Jazz Journal stayed rooted in 1966, appealing to a long-term core readership that dwindled with each passing year. Recent attempts to update were too little too late and met with vitriol from the readers. The casual Jazz listener, me, found nothing in it except complaints about change, and nostalgia for the way things were. In the end unwillingness to compromise with the audience killed it. Oddly with the resurgence in Jazz over the last year or so the market for a Mojo style legacy magazine covering Jazz is probably larger than ever, and Jazz Journal could easily have become that, republishing material from its past in much the same way as Uncut exploits the Melody Maker archive. 

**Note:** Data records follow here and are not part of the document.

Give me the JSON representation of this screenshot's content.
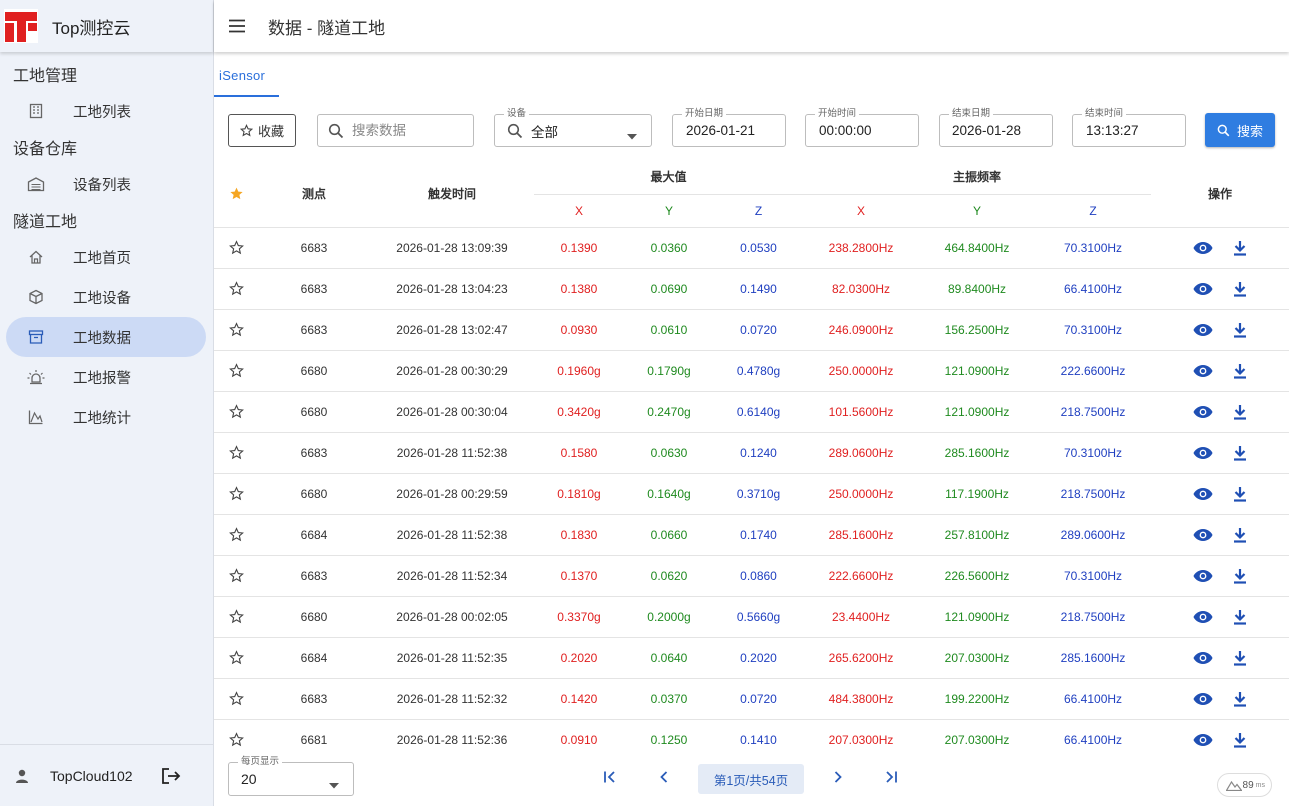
{
  "app": {
    "name": "Top测控云",
    "brand_color": "#e02020",
    "accent_color": "#2f7de1"
  },
  "sidebar": {
    "sections": [
      {
        "title": "工地管理",
        "items": [
          {
            "label": "工地列表",
            "icon": "building-grid-icon"
          }
        ]
      },
      {
        "title": "设备仓库",
        "items": [
          {
            "label": "设备列表",
            "icon": "warehouse-icon"
          }
        ]
      },
      {
        "title": "隧道工地",
        "items": [
          {
            "label": "工地首页",
            "icon": "home-icon"
          },
          {
            "label": "工地设备",
            "icon": "cube-icon"
          },
          {
            "label": "工地数据",
            "icon": "archive-box-icon",
            "active": true
          },
          {
            "label": "工地报警",
            "icon": "alarm-light-icon"
          },
          {
            "label": "工地统计",
            "icon": "area-chart-icon"
          }
        ]
      }
    ],
    "footer": {
      "user": "TopCloud102"
    }
  },
  "header": {
    "title": "数据 - 隧道工地"
  },
  "tabs": [
    {
      "label": "iSensor",
      "active": true
    }
  ],
  "filters": {
    "favorite_label": "收藏",
    "search_placeholder": "搜索数据",
    "device_legend": "设备",
    "device_value": "全部",
    "start_date_legend": "开始日期",
    "start_date": "2026-01-21",
    "start_time_legend": "开始时间",
    "start_time": "00:00:00",
    "end_date_legend": "结束日期",
    "end_date": "2026-01-28",
    "end_time_legend": "结束时间",
    "end_time": "13:13:27",
    "search_button": "搜索"
  },
  "table": {
    "headers": {
      "point": "测点",
      "trigger_time": "触发时间",
      "max_value": "最大值",
      "main_freq": "主振频率",
      "ops": "操作",
      "x": "X",
      "y": "Y",
      "z": "Z"
    },
    "rows": [
      {
        "point": "6683",
        "time": "2026-01-28 13:09:39",
        "mx": "0.1390",
        "my": "0.0360",
        "mz": "0.0530",
        "fx": "238.2800Hz",
        "fy": "464.8400Hz",
        "fz": "70.3100Hz"
      },
      {
        "point": "6683",
        "time": "2026-01-28 13:04:23",
        "mx": "0.1380",
        "my": "0.0690",
        "mz": "0.1490",
        "fx": "82.0300Hz",
        "fy": "89.8400Hz",
        "fz": "66.4100Hz"
      },
      {
        "point": "6683",
        "time": "2026-01-28 13:02:47",
        "mx": "0.0930",
        "my": "0.0610",
        "mz": "0.0720",
        "fx": "246.0900Hz",
        "fy": "156.2500Hz",
        "fz": "70.3100Hz"
      },
      {
        "point": "6680",
        "time": "2026-01-28 00:30:29",
        "mx": "0.1960g",
        "my": "0.1790g",
        "mz": "0.4780g",
        "fx": "250.0000Hz",
        "fy": "121.0900Hz",
        "fz": "222.6600Hz"
      },
      {
        "point": "6680",
        "time": "2026-01-28 00:30:04",
        "mx": "0.3420g",
        "my": "0.2470g",
        "mz": "0.6140g",
        "fx": "101.5600Hz",
        "fy": "121.0900Hz",
        "fz": "218.7500Hz"
      },
      {
        "point": "6683",
        "time": "2026-01-28 11:52:38",
        "mx": "0.1580",
        "my": "0.0630",
        "mz": "0.1240",
        "fx": "289.0600Hz",
        "fy": "285.1600Hz",
        "fz": "70.3100Hz"
      },
      {
        "point": "6680",
        "time": "2026-01-28 00:29:59",
        "mx": "0.1810g",
        "my": "0.1640g",
        "mz": "0.3710g",
        "fx": "250.0000Hz",
        "fy": "117.1900Hz",
        "fz": "218.7500Hz"
      },
      {
        "point": "6684",
        "time": "2026-01-28 11:52:38",
        "mx": "0.1830",
        "my": "0.0660",
        "mz": "0.1740",
        "fx": "285.1600Hz",
        "fy": "257.8100Hz",
        "fz": "289.0600Hz"
      },
      {
        "point": "6683",
        "time": "2026-01-28 11:52:34",
        "mx": "0.1370",
        "my": "0.0620",
        "mz": "0.0860",
        "fx": "222.6600Hz",
        "fy": "226.5600Hz",
        "fz": "70.3100Hz"
      },
      {
        "point": "6680",
        "time": "2026-01-28 00:02:05",
        "mx": "0.3370g",
        "my": "0.2000g",
        "mz": "0.5660g",
        "fx": "23.4400Hz",
        "fy": "121.0900Hz",
        "fz": "218.7500Hz"
      },
      {
        "point": "6684",
        "time": "2026-01-28 11:52:35",
        "mx": "0.2020",
        "my": "0.0640",
        "mz": "0.2020",
        "fx": "265.6200Hz",
        "fy": "207.0300Hz",
        "fz": "285.1600Hz"
      },
      {
        "point": "6683",
        "time": "2026-01-28 11:52:32",
        "mx": "0.1420",
        "my": "0.0370",
        "mz": "0.0720",
        "fx": "484.3800Hz",
        "fy": "199.2200Hz",
        "fz": "66.4100Hz"
      },
      {
        "point": "6681",
        "time": "2026-01-28 11:52:36",
        "mx": "0.0910",
        "my": "0.1250",
        "mz": "0.1410",
        "fx": "207.0300Hz",
        "fy": "207.0300Hz",
        "fz": "66.4100Hz"
      }
    ]
  },
  "pagination": {
    "per_page_legend": "每页显示",
    "per_page": "20",
    "page_info": "第1页/共54页"
  },
  "perf": {
    "value": "89",
    "unit": "ms"
  }
}
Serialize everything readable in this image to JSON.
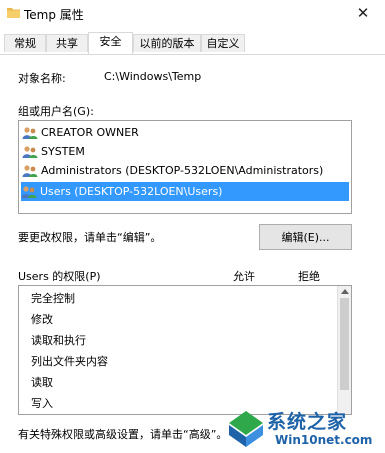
{
  "window": {
    "title": "Temp 属性",
    "close_glyph": "✕"
  },
  "tabs": [
    {
      "label": "常规",
      "active": false
    },
    {
      "label": "共享",
      "active": false
    },
    {
      "label": "安全",
      "active": true
    },
    {
      "label": "以前的版本",
      "active": false
    },
    {
      "label": "自定义",
      "active": false
    }
  ],
  "security": {
    "object_name_label": "对象名称:",
    "object_name_value": "C:\\Windows\\Temp",
    "group_label": "组或用户名(G):",
    "users": [
      {
        "name": "CREATOR OWNER",
        "selected": false,
        "icon": "user-group-icon"
      },
      {
        "name": "SYSTEM",
        "selected": false,
        "icon": "user-group-icon"
      },
      {
        "name": "Administrators (DESKTOP-532LOEN\\Administrators)",
        "selected": false,
        "icon": "user-group-icon"
      },
      {
        "name": "Users (DESKTOP-532LOEN\\Users)",
        "selected": true,
        "icon": "user-group-icon"
      }
    ],
    "change_hint": "要更改权限，请单击“编辑”。",
    "edit_button": "编辑(E)...",
    "permissions_label": "Users 的权限(P)",
    "allow_header": "允许",
    "deny_header": "拒绝",
    "permissions": [
      "完全控制",
      "修改",
      "读取和执行",
      "列出文件夹内容",
      "读取",
      "写入"
    ],
    "advanced_hint": "有关特殊权限或高级设置，请单击“高级”。"
  },
  "watermark": {
    "text": "系统之家",
    "url": "Win10net.com"
  },
  "colors": {
    "selection": "#3399ff",
    "watermark_blue": "#1e62a8"
  }
}
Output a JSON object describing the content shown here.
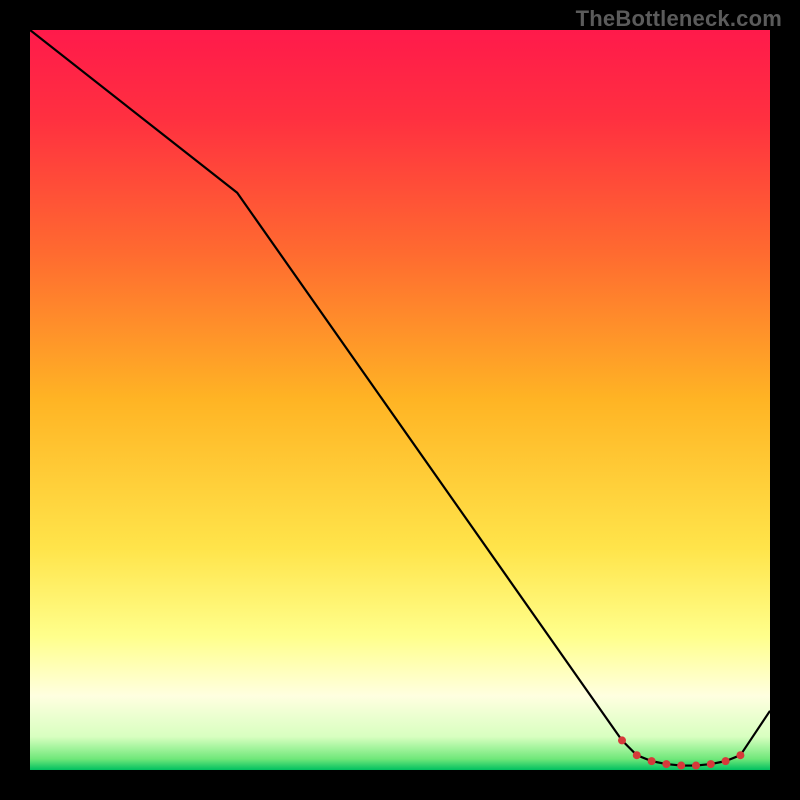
{
  "watermark": "TheBottleneck.com",
  "chart_data": {
    "type": "line",
    "title": "",
    "xlabel": "",
    "ylabel": "",
    "xlim": [
      0,
      100
    ],
    "ylim": [
      0,
      100
    ],
    "background_gradient": {
      "stops": [
        {
          "offset": 0.0,
          "color": "#ff1a4b"
        },
        {
          "offset": 0.12,
          "color": "#ff3040"
        },
        {
          "offset": 0.3,
          "color": "#ff6a30"
        },
        {
          "offset": 0.5,
          "color": "#ffb424"
        },
        {
          "offset": 0.7,
          "color": "#ffe44a"
        },
        {
          "offset": 0.82,
          "color": "#ffff8c"
        },
        {
          "offset": 0.9,
          "color": "#ffffe0"
        },
        {
          "offset": 0.955,
          "color": "#d8ffc0"
        },
        {
          "offset": 0.985,
          "color": "#70e87a"
        },
        {
          "offset": 1.0,
          "color": "#00c060"
        }
      ]
    },
    "series": [
      {
        "name": "bottleneck-curve",
        "color": "#000000",
        "x": [
          0,
          28,
          80,
          82,
          84,
          86,
          88,
          90,
          92,
          94,
          96,
          100
        ],
        "y": [
          100,
          78,
          4,
          2,
          1.2,
          0.8,
          0.6,
          0.6,
          0.8,
          1.2,
          2,
          8
        ]
      }
    ],
    "markers": {
      "name": "highlight-range",
      "color": "#d63a3a",
      "x": [
        80,
        82,
        84,
        86,
        88,
        90,
        92,
        94,
        96
      ],
      "y": [
        4,
        2,
        1.2,
        0.8,
        0.6,
        0.6,
        0.8,
        1.2,
        2
      ]
    }
  }
}
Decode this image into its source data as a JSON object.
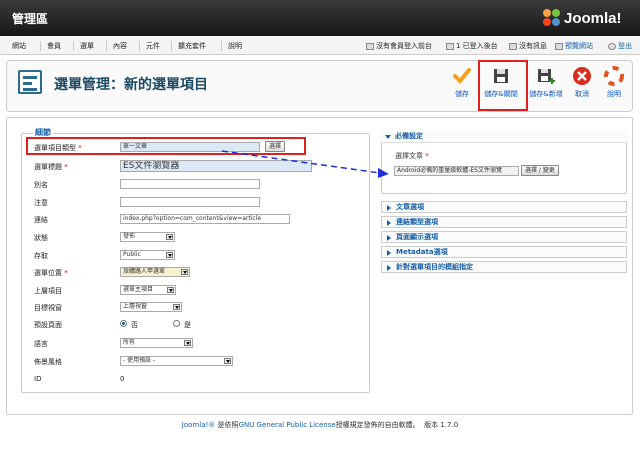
{
  "header": {
    "title": "管理區",
    "brand": "Joomla!"
  },
  "menu": {
    "items": [
      "網站",
      "會員",
      "選單",
      "內容",
      "元件",
      "擴充套件",
      "說明"
    ]
  },
  "status": {
    "preview": "沒有會員登入前台",
    "logged_in": "1 已登入後台",
    "messages": "沒有訊息",
    "view_site": "預覽網站",
    "logout": "登出"
  },
  "page": {
    "title": "選單管理：新的選單項目"
  },
  "toolbar": {
    "save": "儲存",
    "save_close": "儲存&關閉",
    "save_new": "儲存&新增",
    "cancel": "取消",
    "help": "說明"
  },
  "details": {
    "legend": "細節",
    "menu_type_label": "選單項目類型",
    "menu_type_value": "單一文章",
    "select_button": "選擇",
    "title_label": "選單標題",
    "title_value": "ES文件瀏覽器",
    "alias_label": "別名",
    "alias_value": "",
    "note_label": "注意",
    "note_value": "",
    "link_label": "連結",
    "link_value": "index.php?option=com_content&view=article",
    "state_label": "狀態",
    "state_value": "發佈",
    "access_label": "存取",
    "access_value": "Public",
    "menu_location_label": "選單位置",
    "menu_location_value": "旅購路人甲選單",
    "parent_label": "上層項目",
    "parent_value": "選單主項目",
    "target_label": "目標視窗",
    "target_value": "上層視窗",
    "home_label": "預設頁面",
    "home_no": "否",
    "home_yes": "是",
    "language_label": "語言",
    "language_value": "所有",
    "template_label": "佈景風格",
    "template_value": "- 使用預設 -",
    "id_label": "ID",
    "id_value": "0"
  },
  "required": {
    "title": "必備設定",
    "article_label": "選擇文章",
    "article_value": "Android必備的重量級軟體-ES文件瀏覽",
    "change_button": "選擇 / 變更"
  },
  "accordions": [
    "文章選項",
    "連結類型選項",
    "頁面顯示選項",
    "Metadata選項",
    "針對選單項目的模組指定"
  ],
  "footer": {
    "brand": "Joomla!®",
    "text1": " 是依照",
    "license": "GNU General Public License",
    "text2": "授權規定發佈的自由軟體。",
    "version": "版本 1.7.0"
  },
  "colors": {
    "highlight_red": "#e0201e",
    "arrow_blue": "#1e2fd6",
    "title_blue": "#1b4965",
    "link_blue": "#145ea8"
  }
}
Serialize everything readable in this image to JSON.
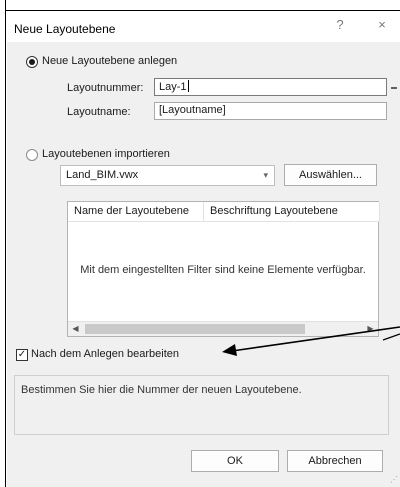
{
  "dialog": {
    "title": "Neue Layoutebene",
    "help_label": "?",
    "close_label": "×"
  },
  "create_section": {
    "radio_label": "Neue Layoutebene anlegen",
    "selected": true,
    "number_label": "Layoutnummer:",
    "number_value": "Lay-1",
    "name_label": "Layoutname:",
    "name_value": "[Layoutname]"
  },
  "import_section": {
    "radio_label": "Layoutebenen importieren",
    "selected": false,
    "file_value": "Land_BIM.vwx",
    "select_button": "Auswählen...",
    "list": {
      "columns": [
        "Name der Layoutebene",
        "Beschriftung Layoutebene"
      ],
      "empty_message": "Mit dem eingestellten Filter sind keine Elemente verfügbar."
    }
  },
  "edit_after_create": {
    "label": "Nach dem Anlegen bearbeiten",
    "checked": true
  },
  "info": {
    "text": "Bestimmen Sie hier die Nummer der neuen Layoutebene."
  },
  "buttons": {
    "ok": "OK",
    "cancel": "Abbrechen"
  },
  "icons": {
    "dropdown": "chevron-down-icon",
    "scroll_left": "arrow-left-icon",
    "scroll_right": "arrow-right-icon",
    "resize": "resize-grip-icon"
  }
}
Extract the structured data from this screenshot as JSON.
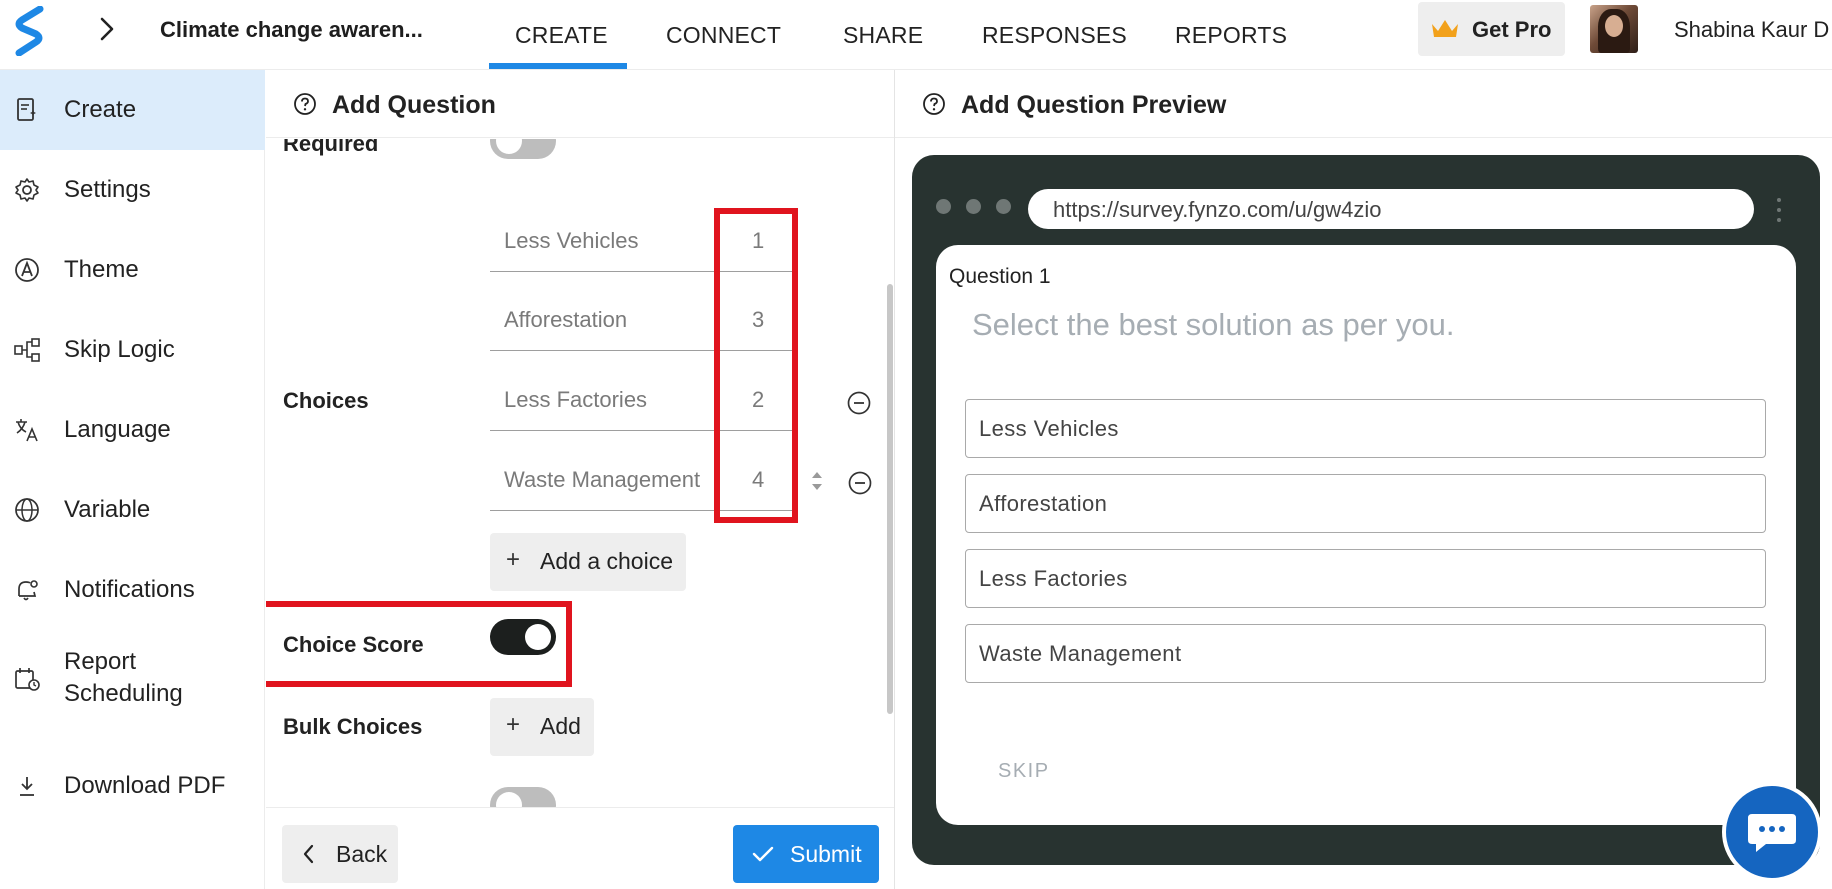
{
  "header": {
    "survey_title": "Climate change awaren...",
    "tabs": [
      {
        "label": "CREATE",
        "active": true
      },
      {
        "label": "CONNECT",
        "active": false
      },
      {
        "label": "SHARE",
        "active": false
      },
      {
        "label": "RESPONSES",
        "active": false
      },
      {
        "label": "REPORTS",
        "active": false
      }
    ],
    "get_pro_label": "Get Pro",
    "user_name": "Shabina Kaur D",
    "accent_color": "#1e88e5"
  },
  "sidebar": {
    "items": [
      {
        "label": "Create",
        "icon": "create-form-icon",
        "active": true
      },
      {
        "label": "Settings",
        "icon": "gear-icon",
        "active": false
      },
      {
        "label": "Theme",
        "icon": "theme-icon",
        "active": false
      },
      {
        "label": "Skip Logic",
        "icon": "skip-logic-icon",
        "active": false
      },
      {
        "label": "Language",
        "icon": "translate-icon",
        "active": false
      },
      {
        "label": "Variable",
        "icon": "globe-icon",
        "active": false
      },
      {
        "label": "Notifications",
        "icon": "bell-icon",
        "active": false
      },
      {
        "label": "Report Scheduling",
        "icon": "calendar-clock-icon",
        "active": false
      },
      {
        "label": "Download PDF",
        "icon": "download-icon",
        "active": false
      }
    ]
  },
  "editor": {
    "title": "Add Question",
    "required_label": "Required",
    "required_on": false,
    "choices_label": "Choices",
    "choices": [
      {
        "text": "Less Vehicles",
        "score": "1"
      },
      {
        "text": "Afforestation",
        "score": "3"
      },
      {
        "text": "Less Factories",
        "score": "2"
      },
      {
        "text": "Waste Management",
        "score": "4"
      }
    ],
    "add_choice_label": "Add a choice",
    "choice_score_label": "Choice Score",
    "choice_score_on": true,
    "bulk_choices_label": "Bulk Choices",
    "bulk_add_label": "Add",
    "back_label": "Back",
    "submit_label": "Submit",
    "highlight_color": "#e0141e"
  },
  "preview": {
    "title": "Add Question Preview",
    "url": "https://survey.fynzo.com/u/gw4zio",
    "question_number": "Question 1",
    "question_text": "Select the best solution as per you.",
    "options": [
      "Less Vehicles",
      "Afforestation",
      "Less Factories",
      "Waste Management"
    ],
    "skip_label": "SKIP",
    "frame_color": "#283330"
  }
}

The importance of an online presence to back up the print edition can’t be overstated. Fireworks works with the Rocktopia website, adding unique content to the site, which also acts as a news resource for the magazine. That coupled with an active, colourful social media presence, and being active in the online community means the print magazine is always reaching out to its audience. Jazz Journal’s sporadic mostly text only tweets and Facebook posts are another light under bushel moment. 

It sounds like I’m being harsh on a magazine with a long and distinguished run, but it’s the market that decides who survives, and it has delivered a judgement on Jazz Journal. The message is clearly; adapt and survive, stagnate and fail.